Chemical reactions often involve intermediate steps that are too fast and complex for us to see – even using our most advanced scientific instruments. Combining two X-ray spectroscopy techniques has now been shown to change that.
A team led by SLAC scientists combined powerful magnetic pulses with some of the brightest X-rays on the planet to discover a surprising 3-D effect that appears linked to a mysterious phenomenon known as high-temperature superconductivity.
John Hill watched with eager anticipation as controllers ramped up the power systems driving SLAC's X-ray laser in an attempt to achieve the record high energies needed to make his experiment a runaway success.

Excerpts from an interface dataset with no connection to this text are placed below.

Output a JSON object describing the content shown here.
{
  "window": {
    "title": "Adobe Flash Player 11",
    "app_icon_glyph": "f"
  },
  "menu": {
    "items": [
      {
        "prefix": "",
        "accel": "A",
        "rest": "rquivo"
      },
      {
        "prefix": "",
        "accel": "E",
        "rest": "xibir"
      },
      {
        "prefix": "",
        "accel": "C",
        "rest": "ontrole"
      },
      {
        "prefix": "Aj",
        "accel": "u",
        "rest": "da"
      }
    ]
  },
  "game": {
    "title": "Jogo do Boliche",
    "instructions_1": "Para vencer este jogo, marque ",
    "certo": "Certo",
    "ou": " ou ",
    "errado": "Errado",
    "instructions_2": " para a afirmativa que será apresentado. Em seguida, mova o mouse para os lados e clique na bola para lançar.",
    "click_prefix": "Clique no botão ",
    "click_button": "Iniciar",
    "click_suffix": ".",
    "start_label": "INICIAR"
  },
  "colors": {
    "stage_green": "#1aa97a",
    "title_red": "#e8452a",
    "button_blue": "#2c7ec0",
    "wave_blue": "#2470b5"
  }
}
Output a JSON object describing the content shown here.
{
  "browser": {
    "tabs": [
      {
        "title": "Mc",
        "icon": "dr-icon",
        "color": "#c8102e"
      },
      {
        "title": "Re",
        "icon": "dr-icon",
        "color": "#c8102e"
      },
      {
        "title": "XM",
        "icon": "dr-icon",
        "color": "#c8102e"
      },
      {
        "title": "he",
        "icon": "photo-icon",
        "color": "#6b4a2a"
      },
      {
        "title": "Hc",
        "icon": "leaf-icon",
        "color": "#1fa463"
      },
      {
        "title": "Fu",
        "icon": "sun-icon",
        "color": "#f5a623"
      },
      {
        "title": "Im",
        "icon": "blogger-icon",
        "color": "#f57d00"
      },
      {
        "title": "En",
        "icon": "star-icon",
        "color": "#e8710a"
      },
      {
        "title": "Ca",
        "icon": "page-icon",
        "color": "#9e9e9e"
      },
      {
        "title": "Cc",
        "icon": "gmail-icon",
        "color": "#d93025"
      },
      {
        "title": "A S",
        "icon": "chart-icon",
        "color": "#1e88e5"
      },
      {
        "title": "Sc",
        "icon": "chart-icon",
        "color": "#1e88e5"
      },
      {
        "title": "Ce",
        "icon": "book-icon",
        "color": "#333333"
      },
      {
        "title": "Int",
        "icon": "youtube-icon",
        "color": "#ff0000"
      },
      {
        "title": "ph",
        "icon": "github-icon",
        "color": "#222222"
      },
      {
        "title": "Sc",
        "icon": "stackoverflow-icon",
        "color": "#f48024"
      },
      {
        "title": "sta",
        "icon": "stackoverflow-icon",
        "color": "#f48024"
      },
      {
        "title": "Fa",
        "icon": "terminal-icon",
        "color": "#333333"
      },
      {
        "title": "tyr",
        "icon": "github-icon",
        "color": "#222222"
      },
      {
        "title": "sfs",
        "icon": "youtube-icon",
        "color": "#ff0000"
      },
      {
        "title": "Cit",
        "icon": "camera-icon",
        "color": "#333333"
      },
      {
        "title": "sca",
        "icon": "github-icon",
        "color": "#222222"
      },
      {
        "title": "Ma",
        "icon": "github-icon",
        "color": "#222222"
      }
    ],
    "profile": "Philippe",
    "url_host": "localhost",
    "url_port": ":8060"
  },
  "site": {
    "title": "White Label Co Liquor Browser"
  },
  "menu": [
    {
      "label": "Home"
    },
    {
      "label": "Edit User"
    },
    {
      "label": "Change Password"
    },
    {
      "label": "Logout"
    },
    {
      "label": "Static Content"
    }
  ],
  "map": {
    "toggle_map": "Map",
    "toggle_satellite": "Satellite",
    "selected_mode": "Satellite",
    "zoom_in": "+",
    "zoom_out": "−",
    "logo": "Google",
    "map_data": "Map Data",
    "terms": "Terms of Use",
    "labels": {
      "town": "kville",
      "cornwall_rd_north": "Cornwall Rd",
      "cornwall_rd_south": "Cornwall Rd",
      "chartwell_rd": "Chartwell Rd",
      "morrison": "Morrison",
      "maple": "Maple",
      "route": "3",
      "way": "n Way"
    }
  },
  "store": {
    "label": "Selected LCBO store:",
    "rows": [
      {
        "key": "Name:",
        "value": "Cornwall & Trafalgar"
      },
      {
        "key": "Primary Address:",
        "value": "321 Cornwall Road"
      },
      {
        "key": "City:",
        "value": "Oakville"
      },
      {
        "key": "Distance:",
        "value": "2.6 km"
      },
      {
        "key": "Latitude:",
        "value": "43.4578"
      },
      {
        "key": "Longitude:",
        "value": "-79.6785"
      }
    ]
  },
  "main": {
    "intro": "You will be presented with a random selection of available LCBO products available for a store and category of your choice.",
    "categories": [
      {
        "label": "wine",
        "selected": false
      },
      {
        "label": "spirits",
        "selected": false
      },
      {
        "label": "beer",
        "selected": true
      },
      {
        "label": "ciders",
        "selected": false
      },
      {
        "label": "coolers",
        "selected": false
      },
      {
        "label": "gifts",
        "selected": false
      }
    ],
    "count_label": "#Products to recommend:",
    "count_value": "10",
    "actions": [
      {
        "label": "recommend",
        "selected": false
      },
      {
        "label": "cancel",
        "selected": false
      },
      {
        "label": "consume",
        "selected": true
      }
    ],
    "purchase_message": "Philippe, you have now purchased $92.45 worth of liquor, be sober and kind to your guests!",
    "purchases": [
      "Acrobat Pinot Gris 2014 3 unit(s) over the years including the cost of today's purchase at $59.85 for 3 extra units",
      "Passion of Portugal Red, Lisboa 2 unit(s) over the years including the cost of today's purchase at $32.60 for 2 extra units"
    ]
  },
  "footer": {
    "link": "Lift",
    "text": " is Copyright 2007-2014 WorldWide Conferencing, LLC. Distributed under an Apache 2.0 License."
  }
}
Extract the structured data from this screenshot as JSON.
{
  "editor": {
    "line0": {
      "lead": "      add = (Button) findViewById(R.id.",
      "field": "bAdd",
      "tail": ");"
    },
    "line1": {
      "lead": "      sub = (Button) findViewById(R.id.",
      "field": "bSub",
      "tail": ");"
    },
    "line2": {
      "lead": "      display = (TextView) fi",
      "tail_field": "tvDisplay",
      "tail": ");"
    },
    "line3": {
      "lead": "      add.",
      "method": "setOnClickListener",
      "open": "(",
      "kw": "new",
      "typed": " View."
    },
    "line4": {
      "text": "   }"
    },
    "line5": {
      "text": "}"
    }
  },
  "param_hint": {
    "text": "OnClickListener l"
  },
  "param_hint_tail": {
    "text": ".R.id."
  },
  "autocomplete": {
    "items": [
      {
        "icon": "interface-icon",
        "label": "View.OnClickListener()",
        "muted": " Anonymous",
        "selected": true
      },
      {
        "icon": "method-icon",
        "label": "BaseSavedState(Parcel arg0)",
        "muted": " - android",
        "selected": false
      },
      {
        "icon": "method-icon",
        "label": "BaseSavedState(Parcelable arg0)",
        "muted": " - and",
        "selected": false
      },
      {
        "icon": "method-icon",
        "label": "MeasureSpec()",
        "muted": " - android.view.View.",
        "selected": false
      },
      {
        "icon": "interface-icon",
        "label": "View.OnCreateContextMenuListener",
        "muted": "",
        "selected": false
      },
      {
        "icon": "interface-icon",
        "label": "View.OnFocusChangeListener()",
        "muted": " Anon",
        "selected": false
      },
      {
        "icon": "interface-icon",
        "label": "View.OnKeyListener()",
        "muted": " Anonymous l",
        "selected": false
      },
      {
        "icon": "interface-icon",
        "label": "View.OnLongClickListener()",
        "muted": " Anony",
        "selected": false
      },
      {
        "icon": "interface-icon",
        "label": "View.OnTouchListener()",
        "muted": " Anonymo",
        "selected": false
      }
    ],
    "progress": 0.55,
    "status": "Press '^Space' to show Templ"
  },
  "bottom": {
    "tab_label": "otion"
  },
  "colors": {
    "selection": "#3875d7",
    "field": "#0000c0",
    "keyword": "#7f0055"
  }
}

After five night shifts of shooting pairs of X-ray pulses through soups of fine sand and gold, Aymeric Robert was tired but exhilarated. The first experiment with an instrument he helped bring into being – the X-ray Correlation Spectroscopy (XCS)...